The Autofocus system of Nikon Coolpix L120 performs expertly well for close up, portraits and generally just in most indoor and outdoor lighting environments with tracking, single and continuous AF modes, plus AF area modes adjustable for face priority, auto, manual and centre. The only area where Nikon Coolpix L120 does struggle a bit is in low contrast and low light conditions, and when the object to be captured is travelling in very high pace.
Lens and Image Stabilization
Most of the front of Nikon Coolpix L120 is dominated by its huge lens, even when it sits retracted inside, although very impressively, the lens is not really larger than Nikon Coolpix L110. When you power-up the device, the lens extends good provided only that you have not forgot to open the lens cap beforehand (duh!). If you have left the lens cap there, you will have to turn the camera off and on again. The lens on this device is noway near tremendous in terms of maximum aperture which for the record is f/3.1 at wide angle and f/5.8 at the telephoto end. The focal range on the other hand is really impressive which starts at 4.5mm (equivalent to 25mm) and goes all the way to 94.5mm (equivalent to 525mm).
Screen and Menus
Almost the entire rear of Nikon Coolpix L120 is covered by the big 3 inch LCD screen which is probably the best and the most unusually welcome feature of the device. The resolution of this screen has increased from a moderate 46100 to a tremendous 9,61,000 which is rarely seen in a budget superzoom. Nikon Coolpix L120 also retains an anti-reflective coating, which makes it perfectly usable for framing your shots even in direct sunlight, an important virtue given that the L120 has no eye-level viewfinder of any sort. As for image review, this is something you will still want to do in the shade of your body rather than out in the sun. The layout of the rear controls is almost the same as on Nikon Coolpix L110, with a few minor differences. The movie record button, marked by a red dot, has been made larger and moved to the top of the rear of the camera. This button means you don't need to select a dedicated movie shooting mode from the menu, but can start filming whenever you want. Unfortunately, it still takes the Nikon L120 a couple of seconds to actually begin recording a video clip after you've pushed the movie record button. There's now a more ergonomic rubberised area where your right thumb naturally rests to help aid your grip on the camera.
Like the precursor Nikon Coolpix L110, Nikon Coolpix L120 also draws out power from four AA batteries which can be alkaline, lithium or Ni-MH (rechargeable), this provokes the potential customes to weigh up the pros of this device much more than cons. Battery life is pleasing when used with Alkaline batteries, mainly thanks to the energy saving feature of Nikon Coolpix L120. The proposed 330 shots or 3 hours and 5 minutes of proposed video recording skins down to 300 frame mark. Also Nikon claims that camera can record upto a huge 890 images and 7 hours 45 minutes of HD recording when coupled with lithium batteries.
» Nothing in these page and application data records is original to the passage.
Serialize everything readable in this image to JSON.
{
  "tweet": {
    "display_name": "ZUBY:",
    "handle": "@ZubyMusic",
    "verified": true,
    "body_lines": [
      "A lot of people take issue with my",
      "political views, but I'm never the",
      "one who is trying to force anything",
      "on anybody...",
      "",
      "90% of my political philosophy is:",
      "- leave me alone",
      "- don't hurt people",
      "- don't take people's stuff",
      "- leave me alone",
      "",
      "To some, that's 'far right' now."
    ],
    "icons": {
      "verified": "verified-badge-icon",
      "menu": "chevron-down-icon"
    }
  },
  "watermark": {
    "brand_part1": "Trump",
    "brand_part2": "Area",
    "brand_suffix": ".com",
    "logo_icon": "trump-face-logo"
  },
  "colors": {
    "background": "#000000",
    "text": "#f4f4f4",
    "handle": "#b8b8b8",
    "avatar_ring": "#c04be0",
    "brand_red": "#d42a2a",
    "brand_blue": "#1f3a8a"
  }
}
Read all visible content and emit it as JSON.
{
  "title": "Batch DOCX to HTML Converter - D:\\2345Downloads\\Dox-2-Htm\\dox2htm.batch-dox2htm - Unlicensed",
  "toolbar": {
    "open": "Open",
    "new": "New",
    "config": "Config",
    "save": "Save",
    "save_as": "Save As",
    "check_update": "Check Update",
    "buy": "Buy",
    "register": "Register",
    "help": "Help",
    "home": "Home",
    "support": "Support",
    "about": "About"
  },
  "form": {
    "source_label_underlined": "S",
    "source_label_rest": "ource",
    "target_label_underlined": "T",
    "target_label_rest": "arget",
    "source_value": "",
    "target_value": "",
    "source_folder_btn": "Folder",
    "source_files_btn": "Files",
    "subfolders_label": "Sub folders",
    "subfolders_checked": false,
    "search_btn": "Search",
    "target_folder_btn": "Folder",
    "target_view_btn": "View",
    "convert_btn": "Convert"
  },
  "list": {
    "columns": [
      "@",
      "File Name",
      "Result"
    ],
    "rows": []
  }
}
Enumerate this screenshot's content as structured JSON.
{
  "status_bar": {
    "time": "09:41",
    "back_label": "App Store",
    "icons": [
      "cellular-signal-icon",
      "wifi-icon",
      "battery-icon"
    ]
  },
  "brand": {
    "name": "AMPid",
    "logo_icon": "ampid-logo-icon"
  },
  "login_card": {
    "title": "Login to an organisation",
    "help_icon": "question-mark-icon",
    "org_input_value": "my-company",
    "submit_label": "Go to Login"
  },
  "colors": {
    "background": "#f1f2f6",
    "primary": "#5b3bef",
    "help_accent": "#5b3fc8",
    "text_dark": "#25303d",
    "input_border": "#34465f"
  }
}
Although dissapointingly not able to shoot Full HD 1080p video, Nikon Coolpix L310 can shoot HD video at 1280 x 720p resolution at 30 frames per second. Images are encoded using the H.264 codec at an average bit rate of 11Mbps. There's also a VGA 640 x 480 standard definition mode that records at 3Mbps. Nikon recommends using a speed class 6 card or faster for recording video. The optical zoom can be used while recording and is restricted to the slower of its two speeds, which is relatively quiet, though not quiet enough to avoid its buzz being picked up by the built-in stereo microphones.
Nikon Coolpix L120 sports a 14.1MP 1/2.3 type CMOS sensor, sports a continuous mode powering out 20 frames at 15fps albeit as a reduced resolution of 3MP, a 1cm close up mode for unrivalled macro shots, and a HD video mode providing a resolution of 1280 x 720 at 30fps.
1. Impressive 21x zoom is great for most scenes
2. Colour and detail replication is outstanding
3. Image quality is strong overall
1. Not much manual control
2. AF system struggled in low light